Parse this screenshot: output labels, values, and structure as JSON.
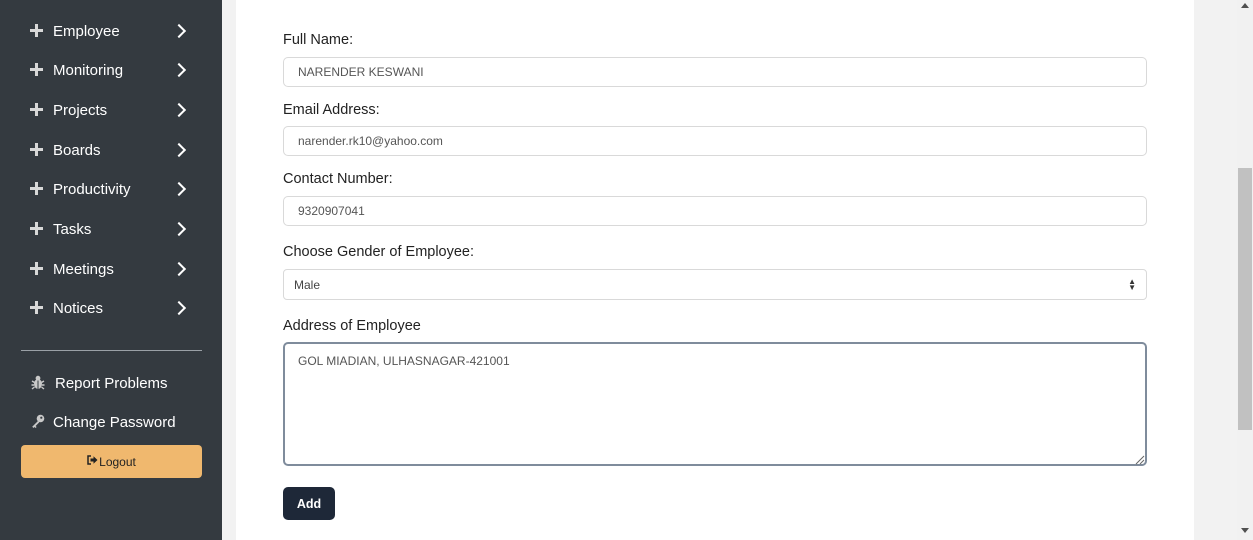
{
  "sidebar": {
    "nav_items": [
      {
        "label": "Employee",
        "icon": "plus-icon",
        "chevron": "chevron-right-icon"
      },
      {
        "label": "Monitoring",
        "icon": "plus-icon",
        "chevron": "chevron-right-icon"
      },
      {
        "label": "Projects",
        "icon": "plus-icon",
        "chevron": "chevron-right-icon"
      },
      {
        "label": "Boards",
        "icon": "plus-icon",
        "chevron": "chevron-right-icon"
      },
      {
        "label": "Productivity",
        "icon": "plus-icon",
        "chevron": "chevron-right-icon"
      },
      {
        "label": "Tasks",
        "icon": "plus-icon",
        "chevron": "chevron-right-icon"
      },
      {
        "label": "Meetings",
        "icon": "plus-icon",
        "chevron": "chevron-right-icon"
      },
      {
        "label": "Notices",
        "icon": "plus-icon",
        "chevron": "chevron-right-icon"
      }
    ],
    "report_problems": {
      "label": "Report Problems",
      "icon": "bug-icon"
    },
    "change_password": {
      "label": "Change Password",
      "icon": "key-icon"
    },
    "logout": {
      "label": "Logout",
      "icon": "sign-out-icon"
    }
  },
  "form": {
    "full_name": {
      "label": "Full Name:",
      "value": "NARENDER KESWANI"
    },
    "email": {
      "label": "Email Address:",
      "value": "narender.rk10@yahoo.com"
    },
    "contact": {
      "label": "Contact Number:",
      "value": "9320907041"
    },
    "gender": {
      "label": "Choose Gender of Employee:",
      "value": "Male"
    },
    "address": {
      "label": "Address of Employee",
      "value": "GOL MIADIAN, ULHASNAGAR-421001"
    },
    "submit_label": "Add"
  },
  "colors": {
    "sidebar_bg": "#343a40",
    "logout_bg": "#f0b86e",
    "add_button_bg": "#1e2838"
  }
}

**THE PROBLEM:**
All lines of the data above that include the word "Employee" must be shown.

**RESPONSE BOX:**
        "label": "Employee",
      "label": "Choose Gender of Employee:",
      "label": "Address of Employee",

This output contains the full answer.